Requirement: Look through the material below and give the number of lines where the string "title" occurs, with nothing added.

Exercise material:
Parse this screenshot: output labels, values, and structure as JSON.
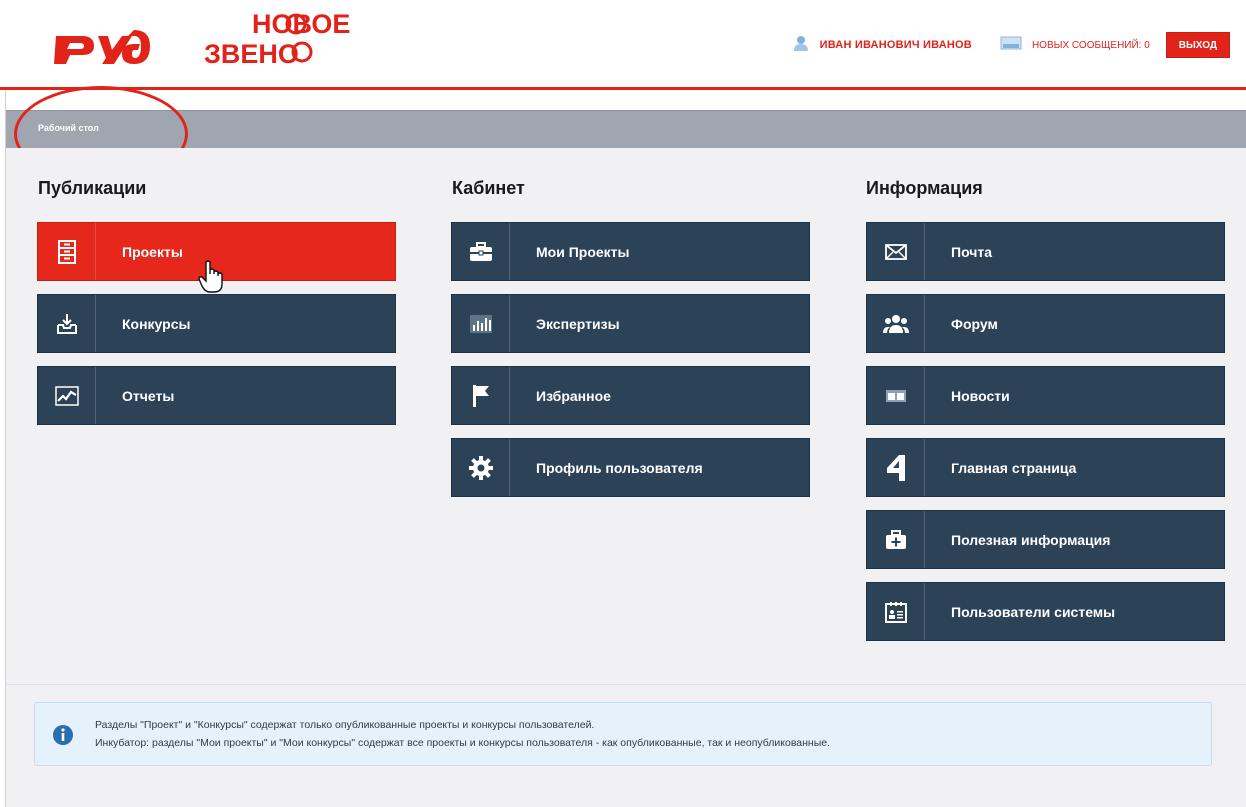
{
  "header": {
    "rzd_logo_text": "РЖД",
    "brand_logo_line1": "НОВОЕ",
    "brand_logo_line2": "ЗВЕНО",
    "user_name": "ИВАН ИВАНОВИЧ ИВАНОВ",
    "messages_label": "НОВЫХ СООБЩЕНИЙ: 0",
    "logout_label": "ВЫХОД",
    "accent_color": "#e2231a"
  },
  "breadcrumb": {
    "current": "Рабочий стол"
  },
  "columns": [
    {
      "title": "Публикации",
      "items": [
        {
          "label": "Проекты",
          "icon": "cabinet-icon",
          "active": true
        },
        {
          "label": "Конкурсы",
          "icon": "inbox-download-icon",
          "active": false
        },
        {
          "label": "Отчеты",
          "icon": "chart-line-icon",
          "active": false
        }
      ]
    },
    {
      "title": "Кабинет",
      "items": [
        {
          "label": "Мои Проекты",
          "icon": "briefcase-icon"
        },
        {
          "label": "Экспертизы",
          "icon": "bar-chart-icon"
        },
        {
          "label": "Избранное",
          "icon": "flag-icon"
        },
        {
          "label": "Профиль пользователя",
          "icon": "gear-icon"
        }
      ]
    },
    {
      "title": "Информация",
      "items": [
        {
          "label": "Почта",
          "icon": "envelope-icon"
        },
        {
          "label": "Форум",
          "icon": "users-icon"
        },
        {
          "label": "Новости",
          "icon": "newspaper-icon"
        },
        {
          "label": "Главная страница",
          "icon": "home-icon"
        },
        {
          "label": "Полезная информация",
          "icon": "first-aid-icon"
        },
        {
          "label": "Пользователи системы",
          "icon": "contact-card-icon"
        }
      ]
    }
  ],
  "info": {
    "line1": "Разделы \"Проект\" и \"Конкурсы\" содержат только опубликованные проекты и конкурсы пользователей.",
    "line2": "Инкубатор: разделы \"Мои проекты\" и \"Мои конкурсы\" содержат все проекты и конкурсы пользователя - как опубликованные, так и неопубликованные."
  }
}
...
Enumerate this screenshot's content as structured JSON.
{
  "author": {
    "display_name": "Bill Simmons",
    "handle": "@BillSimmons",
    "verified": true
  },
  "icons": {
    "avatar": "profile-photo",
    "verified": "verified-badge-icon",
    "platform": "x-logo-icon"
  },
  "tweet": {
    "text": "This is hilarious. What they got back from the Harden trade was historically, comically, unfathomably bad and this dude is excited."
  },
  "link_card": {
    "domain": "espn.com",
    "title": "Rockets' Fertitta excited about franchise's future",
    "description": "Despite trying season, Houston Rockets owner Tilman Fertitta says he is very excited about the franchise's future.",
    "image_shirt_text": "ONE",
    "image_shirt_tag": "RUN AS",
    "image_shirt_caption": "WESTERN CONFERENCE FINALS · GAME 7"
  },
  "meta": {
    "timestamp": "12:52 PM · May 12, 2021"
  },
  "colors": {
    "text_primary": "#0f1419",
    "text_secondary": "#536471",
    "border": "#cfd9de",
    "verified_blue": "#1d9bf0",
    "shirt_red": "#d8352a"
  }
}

Answer space: 4